Exercise prompt:
Among the entries below, find each line with "price" and show it.

Records to process:
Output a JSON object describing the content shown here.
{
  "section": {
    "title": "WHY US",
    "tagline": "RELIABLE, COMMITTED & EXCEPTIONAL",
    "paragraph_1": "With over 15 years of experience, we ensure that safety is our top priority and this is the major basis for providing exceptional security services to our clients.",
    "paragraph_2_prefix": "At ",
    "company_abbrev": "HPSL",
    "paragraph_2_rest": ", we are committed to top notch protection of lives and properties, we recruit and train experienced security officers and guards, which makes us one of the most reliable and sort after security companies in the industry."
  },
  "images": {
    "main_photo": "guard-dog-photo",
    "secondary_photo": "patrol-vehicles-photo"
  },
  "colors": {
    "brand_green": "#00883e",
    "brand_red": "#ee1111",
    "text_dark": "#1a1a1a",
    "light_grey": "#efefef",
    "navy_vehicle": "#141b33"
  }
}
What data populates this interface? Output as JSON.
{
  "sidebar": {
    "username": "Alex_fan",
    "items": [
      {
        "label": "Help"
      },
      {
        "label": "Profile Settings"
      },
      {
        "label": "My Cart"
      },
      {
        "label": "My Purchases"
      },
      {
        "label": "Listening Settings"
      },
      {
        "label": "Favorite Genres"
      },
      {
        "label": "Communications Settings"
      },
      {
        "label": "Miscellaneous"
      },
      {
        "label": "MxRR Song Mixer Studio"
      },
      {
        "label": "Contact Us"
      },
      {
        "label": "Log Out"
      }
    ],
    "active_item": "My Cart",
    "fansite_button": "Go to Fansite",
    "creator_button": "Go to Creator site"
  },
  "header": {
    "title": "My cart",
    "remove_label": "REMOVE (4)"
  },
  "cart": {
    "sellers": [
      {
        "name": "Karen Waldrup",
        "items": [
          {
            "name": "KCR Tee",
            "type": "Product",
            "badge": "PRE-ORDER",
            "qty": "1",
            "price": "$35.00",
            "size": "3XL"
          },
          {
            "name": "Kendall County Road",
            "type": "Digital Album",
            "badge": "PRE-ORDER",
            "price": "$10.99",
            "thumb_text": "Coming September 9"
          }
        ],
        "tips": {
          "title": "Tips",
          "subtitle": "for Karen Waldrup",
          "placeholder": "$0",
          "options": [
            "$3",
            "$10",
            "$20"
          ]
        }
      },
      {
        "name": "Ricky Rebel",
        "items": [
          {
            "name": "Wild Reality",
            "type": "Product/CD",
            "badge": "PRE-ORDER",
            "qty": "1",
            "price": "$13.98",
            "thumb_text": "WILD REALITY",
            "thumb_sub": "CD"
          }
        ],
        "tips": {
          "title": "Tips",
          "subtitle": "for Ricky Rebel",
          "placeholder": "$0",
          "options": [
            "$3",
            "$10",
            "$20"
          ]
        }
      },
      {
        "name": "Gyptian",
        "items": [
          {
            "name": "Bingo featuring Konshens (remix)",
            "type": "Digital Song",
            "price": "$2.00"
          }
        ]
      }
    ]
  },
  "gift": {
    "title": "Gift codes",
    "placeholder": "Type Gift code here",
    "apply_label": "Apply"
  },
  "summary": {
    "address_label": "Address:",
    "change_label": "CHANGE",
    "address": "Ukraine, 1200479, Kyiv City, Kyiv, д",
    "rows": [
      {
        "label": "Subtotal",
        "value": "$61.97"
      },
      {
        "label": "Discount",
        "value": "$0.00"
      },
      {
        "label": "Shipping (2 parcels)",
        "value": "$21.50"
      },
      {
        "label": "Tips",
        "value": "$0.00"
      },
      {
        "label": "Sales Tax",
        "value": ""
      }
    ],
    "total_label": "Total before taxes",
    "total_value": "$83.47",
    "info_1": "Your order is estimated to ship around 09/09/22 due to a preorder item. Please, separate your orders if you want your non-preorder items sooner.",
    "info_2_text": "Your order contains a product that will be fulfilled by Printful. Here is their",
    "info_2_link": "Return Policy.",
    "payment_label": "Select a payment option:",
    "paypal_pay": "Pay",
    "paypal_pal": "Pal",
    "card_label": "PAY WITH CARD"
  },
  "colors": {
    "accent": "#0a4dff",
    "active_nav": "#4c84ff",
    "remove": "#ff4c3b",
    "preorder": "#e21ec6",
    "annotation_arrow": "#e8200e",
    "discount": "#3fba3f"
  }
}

Problem solution:
            "price": "$35.00",
            "price": "$10.99",
            "price": "$13.98",
            "price": "$2.00"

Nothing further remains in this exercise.